I also must fight the corner of the student here, they often receive a bad press but can be responsible and decent tenants. I have had trainee medical practitioners who work tough shifts whilst studying and are highly responsible. The regular student loans mean that they always pay me rent, often I time rental demands alongside their loan income to help them manage money and ensure no arrears. Yes there is the odd risk of wild parties, but a good relationship and clear expectations haven't let me down yet!
The majority of our tenants are single professionals. They work hard, like to live in comfortable surroundings, so en-suites, garages, dishwashers and so on help 'sell' a property to them. Our tenants have good jobs with long-term stability, so our tenancies would run for two years or more. Tenants like this look after the property well, and one even did a full re-paint of the house with her builder dad, which she paid for in full and the results were better than the original builder's work.
Where we have let to couples, the formula is; both working, thorough referencing, both names on the tenancy agreement, always email both of them, and help them establish themselves in what for some may be a new living arrangement, the first time they've lived together.
We ask all of our tenants to pay by Direct Debit, which they do on the button, never miss a payment and we always email a receipt and a thank you, every month, on every property.
Retired people want security. Moving home is a huge ordeal at their time of life so they will do their best to avoid it. They know that to get security they need to pay the rent on time and treat your property with respect. They also appreciate a long term lease so that there is never the worry of notice to quit hanging over them and for this, they are prepared to pay a premium. At the natural end of the tenancy, your property is in good condition.
Both tenant and landlord win. Stable, happy tenants and a guaranteed premium rent and relatively low maintenance costs. It's not all one way, though. To keep the tenants happy, do repairs very promptly and very well, and don't raise the rent. That can be done at the start of a new tenancy.
My favourite type of tenants are of course those tenants who have all their references ready (employment ref, previous landlord ref, last 3 months bank statements and some form of ID, holding fees at the ready and of course, those looking to stay long term (they can demonstrate this by not requiring a 6 month break clause in the contract).
A good sign from a perspective tenant is if they do a check on you (i.e. the private landlord) too e.g. they could do this by checking out your Linkedin profile, asking to speak to the departing tenants, checking to see where the private landlord is going to lodge their deposit.

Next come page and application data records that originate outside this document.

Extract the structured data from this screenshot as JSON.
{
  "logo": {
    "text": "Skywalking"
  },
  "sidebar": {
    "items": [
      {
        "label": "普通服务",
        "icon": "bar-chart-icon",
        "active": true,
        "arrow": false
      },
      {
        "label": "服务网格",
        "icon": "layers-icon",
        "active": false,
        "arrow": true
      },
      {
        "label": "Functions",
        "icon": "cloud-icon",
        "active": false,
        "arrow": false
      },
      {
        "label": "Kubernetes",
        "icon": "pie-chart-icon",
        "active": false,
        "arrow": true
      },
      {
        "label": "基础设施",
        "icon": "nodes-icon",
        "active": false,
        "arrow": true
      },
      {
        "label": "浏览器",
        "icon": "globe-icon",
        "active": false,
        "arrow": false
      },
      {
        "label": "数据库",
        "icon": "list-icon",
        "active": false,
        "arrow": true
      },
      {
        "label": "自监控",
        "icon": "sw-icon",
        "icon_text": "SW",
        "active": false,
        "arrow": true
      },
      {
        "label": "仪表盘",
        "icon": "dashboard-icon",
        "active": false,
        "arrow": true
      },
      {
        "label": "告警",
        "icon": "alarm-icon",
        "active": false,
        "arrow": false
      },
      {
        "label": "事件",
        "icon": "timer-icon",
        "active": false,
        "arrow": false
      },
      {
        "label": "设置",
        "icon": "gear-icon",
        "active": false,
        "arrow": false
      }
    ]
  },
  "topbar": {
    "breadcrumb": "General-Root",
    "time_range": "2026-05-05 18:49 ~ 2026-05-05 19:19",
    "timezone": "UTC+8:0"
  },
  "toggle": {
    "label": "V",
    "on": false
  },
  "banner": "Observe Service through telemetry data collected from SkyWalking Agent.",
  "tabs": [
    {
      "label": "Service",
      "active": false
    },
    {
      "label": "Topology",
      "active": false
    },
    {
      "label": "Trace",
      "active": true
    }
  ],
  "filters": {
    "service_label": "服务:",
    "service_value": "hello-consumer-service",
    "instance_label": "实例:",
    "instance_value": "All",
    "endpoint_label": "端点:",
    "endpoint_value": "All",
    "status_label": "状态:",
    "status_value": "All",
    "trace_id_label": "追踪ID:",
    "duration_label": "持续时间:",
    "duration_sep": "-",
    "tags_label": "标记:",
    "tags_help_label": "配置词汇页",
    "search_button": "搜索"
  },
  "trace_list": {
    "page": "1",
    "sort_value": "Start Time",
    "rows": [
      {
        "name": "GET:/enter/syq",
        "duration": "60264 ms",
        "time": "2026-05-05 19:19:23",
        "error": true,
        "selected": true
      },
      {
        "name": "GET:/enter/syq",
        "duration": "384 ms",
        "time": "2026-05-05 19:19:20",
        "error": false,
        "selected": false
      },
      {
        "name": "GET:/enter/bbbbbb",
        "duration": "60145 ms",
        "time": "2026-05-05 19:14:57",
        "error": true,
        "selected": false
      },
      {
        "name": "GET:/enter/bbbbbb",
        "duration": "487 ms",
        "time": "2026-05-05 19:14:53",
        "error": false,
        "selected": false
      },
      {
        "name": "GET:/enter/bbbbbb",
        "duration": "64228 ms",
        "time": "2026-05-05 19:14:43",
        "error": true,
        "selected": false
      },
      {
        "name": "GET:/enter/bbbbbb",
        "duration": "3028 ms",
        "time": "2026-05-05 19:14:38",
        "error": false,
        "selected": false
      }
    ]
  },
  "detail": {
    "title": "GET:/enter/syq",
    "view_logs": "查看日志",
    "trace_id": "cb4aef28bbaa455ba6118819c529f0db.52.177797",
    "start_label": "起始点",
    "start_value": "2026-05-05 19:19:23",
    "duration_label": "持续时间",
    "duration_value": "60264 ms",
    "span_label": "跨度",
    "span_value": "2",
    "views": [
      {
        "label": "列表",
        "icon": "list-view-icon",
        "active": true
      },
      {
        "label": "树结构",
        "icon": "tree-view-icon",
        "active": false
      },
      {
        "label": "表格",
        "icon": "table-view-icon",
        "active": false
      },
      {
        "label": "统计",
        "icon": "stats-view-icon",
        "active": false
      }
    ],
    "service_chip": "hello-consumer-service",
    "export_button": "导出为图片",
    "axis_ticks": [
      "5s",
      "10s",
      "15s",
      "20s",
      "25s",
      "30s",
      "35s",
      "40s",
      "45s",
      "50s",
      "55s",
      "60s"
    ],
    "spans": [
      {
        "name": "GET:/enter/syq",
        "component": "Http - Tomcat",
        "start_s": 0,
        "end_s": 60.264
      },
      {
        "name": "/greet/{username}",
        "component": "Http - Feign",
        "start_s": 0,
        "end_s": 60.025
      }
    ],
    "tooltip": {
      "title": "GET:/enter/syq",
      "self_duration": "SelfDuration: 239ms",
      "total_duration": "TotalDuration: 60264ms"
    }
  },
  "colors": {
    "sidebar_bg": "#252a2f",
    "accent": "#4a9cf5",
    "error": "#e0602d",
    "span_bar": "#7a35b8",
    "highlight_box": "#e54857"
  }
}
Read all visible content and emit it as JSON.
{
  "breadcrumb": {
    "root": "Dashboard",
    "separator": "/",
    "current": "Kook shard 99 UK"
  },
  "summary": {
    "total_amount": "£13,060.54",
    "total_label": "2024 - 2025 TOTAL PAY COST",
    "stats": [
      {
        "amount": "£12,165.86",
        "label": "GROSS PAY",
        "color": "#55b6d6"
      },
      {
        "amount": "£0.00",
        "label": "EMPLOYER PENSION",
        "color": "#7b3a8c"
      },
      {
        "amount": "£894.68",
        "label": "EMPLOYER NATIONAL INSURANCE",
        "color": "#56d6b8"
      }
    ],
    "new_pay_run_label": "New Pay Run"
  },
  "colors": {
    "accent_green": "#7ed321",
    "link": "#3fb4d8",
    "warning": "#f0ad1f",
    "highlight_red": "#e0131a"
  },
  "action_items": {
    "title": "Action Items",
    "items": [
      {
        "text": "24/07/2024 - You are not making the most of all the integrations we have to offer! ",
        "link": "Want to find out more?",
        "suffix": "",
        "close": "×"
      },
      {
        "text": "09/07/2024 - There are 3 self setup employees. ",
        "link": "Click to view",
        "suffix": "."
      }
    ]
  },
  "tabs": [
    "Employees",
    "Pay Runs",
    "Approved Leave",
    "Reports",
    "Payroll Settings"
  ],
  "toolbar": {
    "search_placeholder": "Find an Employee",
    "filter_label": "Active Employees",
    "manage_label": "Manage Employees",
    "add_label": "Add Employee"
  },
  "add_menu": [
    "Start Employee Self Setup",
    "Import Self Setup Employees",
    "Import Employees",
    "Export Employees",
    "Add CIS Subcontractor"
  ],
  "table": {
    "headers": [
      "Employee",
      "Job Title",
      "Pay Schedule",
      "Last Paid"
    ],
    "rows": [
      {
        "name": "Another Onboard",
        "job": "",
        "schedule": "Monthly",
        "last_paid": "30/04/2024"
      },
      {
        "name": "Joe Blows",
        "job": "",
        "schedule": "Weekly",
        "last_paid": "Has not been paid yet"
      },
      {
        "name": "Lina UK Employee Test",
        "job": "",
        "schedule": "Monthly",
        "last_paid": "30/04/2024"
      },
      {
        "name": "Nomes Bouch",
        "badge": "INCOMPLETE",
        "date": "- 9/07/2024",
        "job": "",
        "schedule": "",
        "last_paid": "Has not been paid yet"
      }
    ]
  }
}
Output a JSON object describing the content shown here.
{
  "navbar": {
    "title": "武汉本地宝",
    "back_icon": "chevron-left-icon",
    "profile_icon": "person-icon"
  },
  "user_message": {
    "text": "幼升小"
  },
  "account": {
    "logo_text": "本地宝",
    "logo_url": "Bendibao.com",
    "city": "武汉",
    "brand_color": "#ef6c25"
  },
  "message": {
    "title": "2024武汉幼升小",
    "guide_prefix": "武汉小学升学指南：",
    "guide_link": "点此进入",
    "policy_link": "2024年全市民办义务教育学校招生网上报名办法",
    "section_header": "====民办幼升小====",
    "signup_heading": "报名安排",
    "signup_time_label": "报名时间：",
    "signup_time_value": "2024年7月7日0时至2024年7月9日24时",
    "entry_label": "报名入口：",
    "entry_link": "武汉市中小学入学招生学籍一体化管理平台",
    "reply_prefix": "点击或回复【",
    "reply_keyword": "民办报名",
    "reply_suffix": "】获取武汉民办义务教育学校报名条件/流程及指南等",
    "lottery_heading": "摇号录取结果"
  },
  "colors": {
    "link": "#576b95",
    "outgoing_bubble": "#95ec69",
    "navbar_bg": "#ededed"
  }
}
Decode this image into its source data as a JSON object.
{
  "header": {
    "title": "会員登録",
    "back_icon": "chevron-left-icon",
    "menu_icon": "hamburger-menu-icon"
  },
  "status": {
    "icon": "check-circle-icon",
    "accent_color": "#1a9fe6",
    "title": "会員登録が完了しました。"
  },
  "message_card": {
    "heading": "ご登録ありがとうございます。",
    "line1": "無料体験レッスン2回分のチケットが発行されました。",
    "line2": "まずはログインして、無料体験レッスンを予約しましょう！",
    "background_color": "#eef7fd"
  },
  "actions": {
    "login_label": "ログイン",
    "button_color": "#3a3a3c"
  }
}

Nothing too evasive from their side but enough to show that they are serious diligent tenants that you can feel comfortable to trust that they will pay their rent in time and look after your property.
A tenant willing to pay 6 months in advance can also be considered a 'favourite type of tenant'! Once the tenant has moved in, a favourite tenant could be a tenant who does not disturb you for every minor thing e.g. change of lightbulb, loose screw but still someone who keeps their eyes and ears open to let you know asap if there is a problem so that you can deal with it promptly before the issue gets out of hand.
My all time favourite tenant was a city executive from Tokyo who, accustomed to the confined spaces and soaring prices of the Japanese property market, thought London flats were palatially large and extremely cheap. He clearly worked all hours and barely used the flat because when he left and I did the checkout inventory, the instruction manuals were still inside the brand new oven where I'd left them three years earlier!
I think the most important type of tenant is ones that you can have a good relationship with. We all have different personalities so finding ones that agree with you on major points and give all the answers you want would be the best. After that i wouldn't really be too bothered what the personal circumstances are as long as there are no obvious warning signs.